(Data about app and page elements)
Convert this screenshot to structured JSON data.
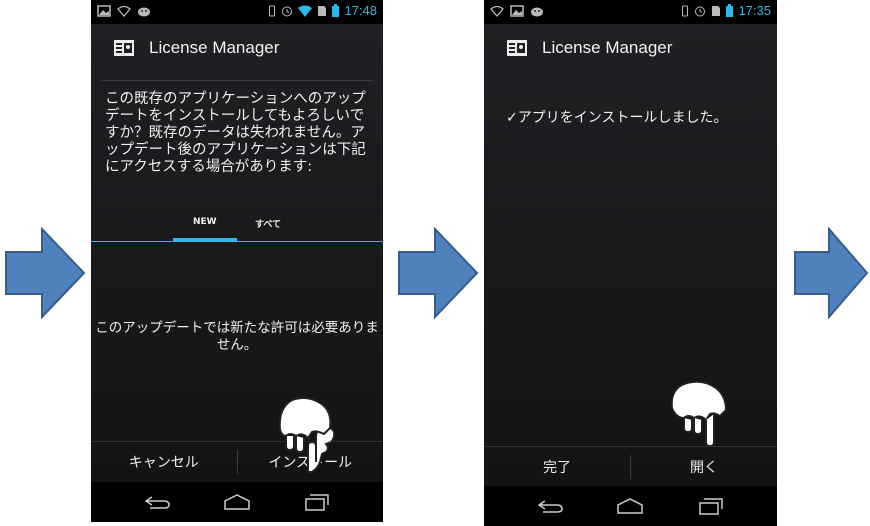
{
  "screen1": {
    "status_time": "17:48",
    "app_title": "License Manager",
    "question_text": "この既存のアプリケーションへのアップデートをインストールしてもよろしいですか？既存のデータは失われません。アップデート後のアプリケーションは下記にアクセスする場合があります:",
    "tab_new": "NEW",
    "tab_all": "すべて",
    "no_permission_text": "このアップデートでは新たな許可は必要ありません。",
    "cancel_label": "キャンセル",
    "install_label": "インストール"
  },
  "screen2": {
    "status_time": "17:35",
    "app_title": "License Manager",
    "installed_text": "✓アプリをインストールしました。",
    "done_label": "完了",
    "open_label": "開く"
  },
  "colors": {
    "accent": "#33b5e5",
    "arrow_fill": "#4f81bd",
    "arrow_stroke": "#385d8a"
  },
  "icons": [
    "picture-icon",
    "wifi-question-icon",
    "android-icon",
    "vibrate-icon",
    "alarm-icon",
    "wifi-icon",
    "sim-icon",
    "battery-icon",
    "license-card-icon",
    "back-icon",
    "home-icon",
    "recent-apps-icon",
    "pointing-hand-icon",
    "next-arrow-icon"
  ]
}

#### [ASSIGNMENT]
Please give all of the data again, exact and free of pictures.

#### [SOLUTION TO THE EXERCISE]
Convert this screenshot to structured JSON data.
{
  "screen1": {
    "status_time": "17:48",
    "app_title": "License Manager",
    "question_text": "この既存のアプリケーションへのアップデートをインストールしてもよろしいですか？既存のデータは失われません。アップデート後のアプリケーションは下記にアクセスする場合があります:",
    "tab_new": "NEW",
    "tab_all": "すべて",
    "no_permission_text": "このアップデートでは新たな許可は必要ありません。",
    "cancel_label": "キャンセル",
    "install_label": "インストール"
  },
  "screen2": {
    "status_time": "17:35",
    "app_title": "License Manager",
    "installed_text": "✓アプリをインストールしました。",
    "done_label": "完了",
    "open_label": "開く"
  },
  "colors": {
    "accent": "#33b5e5",
    "arrow_fill": "#4f81bd",
    "arrow_stroke": "#385d8a"
  },
  "icons": [
    "picture-icon",
    "wifi-question-icon",
    "android-icon",
    "vibrate-icon",
    "alarm-icon",
    "wifi-icon",
    "sim-icon",
    "battery-icon",
    "license-card-icon",
    "back-icon",
    "home-icon",
    "recent-apps-icon",
    "pointing-hand-icon",
    "next-arrow-icon"
  ]
}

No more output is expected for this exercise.